    Thanks for your detailed posting.   I was diagnosed yesterday, will have the PET scan tomorrow and see the oncologist and radiation people next week.   It's really scary stuff but reading posts like yours helps me understand the world I am entering and some practical tips to helpl me get through it.   Right now the mental stress is the worst as you can imagine, but finding this site and posts like yours is helping already. 

    Welcome DC.  Good luck with

    Welcome DC.  Good luck with your PET scan!  Please let us know if you have any questions. The first couple of weeks, I was a real basket case! The worst part was trying to figure out where to get treatment (since I am in the Bay area, I had the choice of two hospitals), what treatment was the best, etc. etc. But once you have a plan of attack, the path forward gets simplier, and you can just focus on the day to day until the treatment is over.   Best wishes, 

     

  • Ddorson
    Ddorson Member Posts: 4
    edited July 2021 #19
    Your treatment was very

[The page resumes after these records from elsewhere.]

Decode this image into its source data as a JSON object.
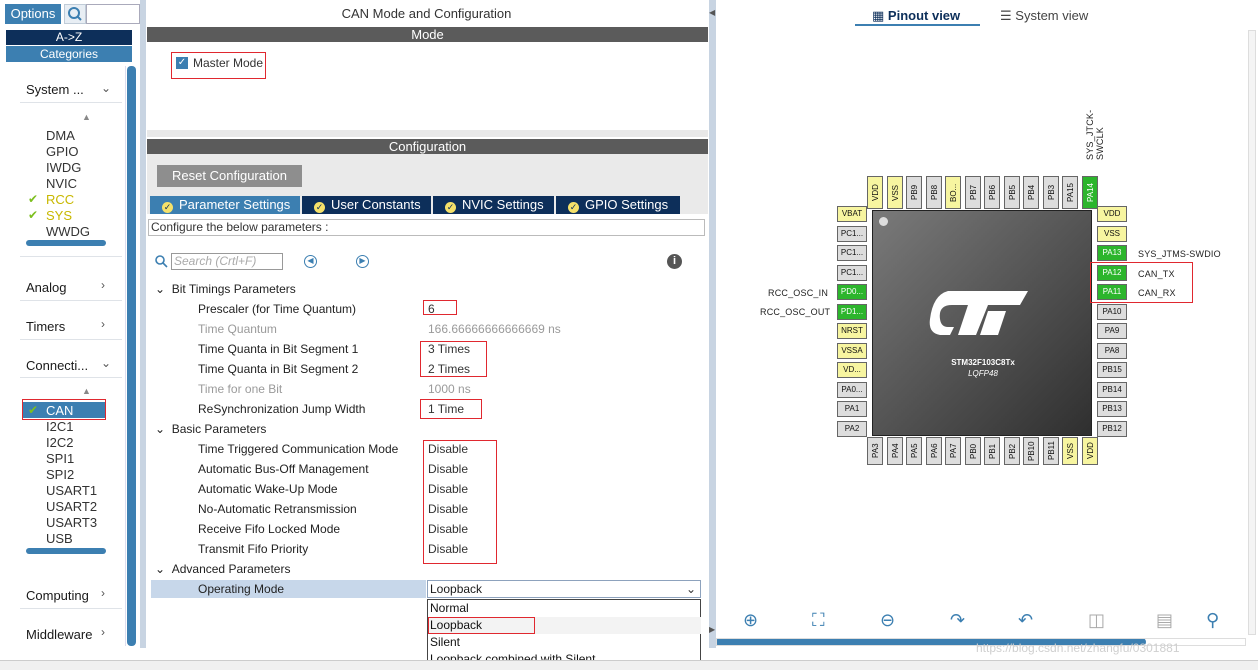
{
  "left": {
    "options_label": "Options",
    "az_label": "A->Z",
    "categories_label": "Categories",
    "sections": {
      "system": "System ...",
      "analog": "Analog",
      "timers": "Timers",
      "connectivity": "Connecti...",
      "computing": "Computing",
      "middleware": "Middleware"
    },
    "system_items": [
      "DMA",
      "GPIO",
      "IWDG",
      "NVIC",
      "RCC",
      "SYS",
      "WWDG"
    ],
    "conn_items": [
      "CAN",
      "I2C1",
      "I2C2",
      "SPI1",
      "SPI2",
      "USART1",
      "USART2",
      "USART3",
      "USB"
    ]
  },
  "mid": {
    "title": "CAN Mode and Configuration",
    "mode_header": "Mode",
    "master_mode": "Master Mode",
    "config_header": "Configuration",
    "reset_label": "Reset Configuration",
    "tabs": [
      "Parameter Settings",
      "User Constants",
      "NVIC Settings",
      "GPIO Settings"
    ],
    "configure_text": "Configure the below parameters :",
    "search_placeholder": "Search (Crtl+F)",
    "groups": {
      "bit": "Bit Timings Parameters",
      "basic": "Basic Parameters",
      "adv": "Advanced Parameters"
    },
    "params": [
      {
        "name": "Prescaler (for Time Quantum)",
        "value": "6"
      },
      {
        "name": "Time Quantum",
        "value": "166.66666666666669 ns"
      },
      {
        "name": "Time Quanta in Bit Segment 1",
        "value": "3 Times"
      },
      {
        "name": "Time Quanta in Bit Segment 2",
        "value": "2 Times"
      },
      {
        "name": "Time for one Bit",
        "value": "1000 ns"
      },
      {
        "name": "ReSynchronization Jump Width",
        "value": "1 Time"
      }
    ],
    "basic": [
      {
        "name": "Time Triggered Communication Mode",
        "value": "Disable"
      },
      {
        "name": "Automatic Bus-Off Management",
        "value": "Disable"
      },
      {
        "name": "Automatic Wake-Up Mode",
        "value": "Disable"
      },
      {
        "name": "No-Automatic Retransmission",
        "value": "Disable"
      },
      {
        "name": "Receive Fifo Locked Mode",
        "value": "Disable"
      },
      {
        "name": "Transmit Fifo Priority",
        "value": "Disable"
      }
    ],
    "op_mode": {
      "name": "Operating Mode",
      "value": "Loopback"
    },
    "dropdown": [
      "Normal",
      "Loopback",
      "Silent",
      "Loopback combined with Silent"
    ]
  },
  "right": {
    "pinout_view": "Pinout view",
    "system_view": "System view",
    "chip_name": "STM32F103C8Tx",
    "chip_pkg": "LQFP48",
    "top_pins": [
      "VDD",
      "VSS",
      "PB9",
      "PB8",
      "BO...",
      "PB7",
      "PB6",
      "PB5",
      "PB4",
      "PB3",
      "PA15",
      "PA14"
    ],
    "bottom_pins": [
      "PA3",
      "PA4",
      "PA5",
      "PA6",
      "PA7",
      "PB0",
      "PB1",
      "PB2",
      "PB10",
      "PB11",
      "VSS",
      "VDD"
    ],
    "left_pins": [
      "VBAT",
      "PC1...",
      "PC1...",
      "PC1...",
      "PD0...",
      "PD1...",
      "NRST",
      "VSSA",
      "VD...",
      "PA0...",
      "PA1",
      "PA2"
    ],
    "right_pins": [
      "VDD",
      "VSS",
      "PA13",
      "PA12",
      "PA11",
      "PA10",
      "PA9",
      "PA8",
      "PB15",
      "PB14",
      "PB13",
      "PB12"
    ],
    "labels": {
      "swclk": "SYS_JTCK-SWCLK",
      "swdio": "SYS_JTMS-SWDIO",
      "can_tx": "CAN_TX",
      "can_rx": "CAN_RX",
      "osc_in": "RCC_OSC_IN",
      "osc_out": "RCC_OSC_OUT"
    },
    "watermark": "https://blog.csdn.net/zhangfu/0301881"
  }
}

    Your treatment was very similar to mine, except I have chemo at the beginning and the end, with radiation in between.  FInished about 3 weeks ago and still trying to get back to something that resembles "normal" as far as fatigue.   I have lost almost 20 pounds as I have not been able to resume a "normal" diet, or still don't have an appetite.  SOOO tired all the time and now have pain in my hips that I did not have before this started, which may be from the radiation

  • dcboy
    dcboy Member Posts: 4 Member
    annie4145 said:

    Welcome DC.  Good luck with

    Welcome DC.  Good luck with your PET scan!  Please let us know if you have any questions. The first couple of weeks, I was a real basket case! The worst part was trying to figure out where to get treatment (since I am in the Bay area, I had the choice of two hospitals), what treatment was the best, etc. etc. But once you have a plan of attack, the path forward gets simplier, and you can just focus on the day to day until the treatment is over.   Best wishes, 

     

    Treatment starts in a week

    Thanks Annie4145.  Since my post I have had the PET Scan - Stage 2a - an MRI - and a port put in last week.    The treatment starts next week.   One great thing I did for myself was take advantage of the peer to peer program of the Anal Cancer Foundation.   They put me in contact with a great guy in Florida who has been out of treatment for 20 months and has been a great source of comfort, tips, and understanding by phone and email.   One tip he gave me was to get a "Tushy", a simple bidet that fits under the toilet seat.  $99 through Amazon.  I installed it a few days ago and have been practicing :)  I can see how it will help when my bumm becomes sensitive.  At his suggestion I also got a hand held shower attachment.  

    I got approved by the DC govt for a medical marijuana license but, of course, it has not arrived yet.   I hope it comes before treatment starts because as my mentor in Florida and others have said it seems to help a lot.   I haven't smoked grass since the 70's but whatever works.   

  • dcboy
    dcboy Member Posts: 4 Member
    Post Treatment

    It has been a month since I finished treatment and the comments here on trying to get back to a normal life are helpful.  They help me be patient and realize it is going to be a couple months before I can fully get back to a relatively normal social life with friends. 

    Post treatment the worst part was the pain from the radiation burns which started the 5th week of treatment and extended to at least 2 weeks after.  Thank you sitz baths,  oxy, and medical marijuana, for getting me through those weeks.   The pain is largely gone now and I can now pretty much poop like a normal person.   The main issues are, like Ddorson, fatigue and loss of appetite, particularly in the evening.   I see the chemo/radiation doctors next week and I am hoping they will have some answers and suggestions on how I can help myself get better faster.   Still a ways off before the first scan to confirm this was all worth it.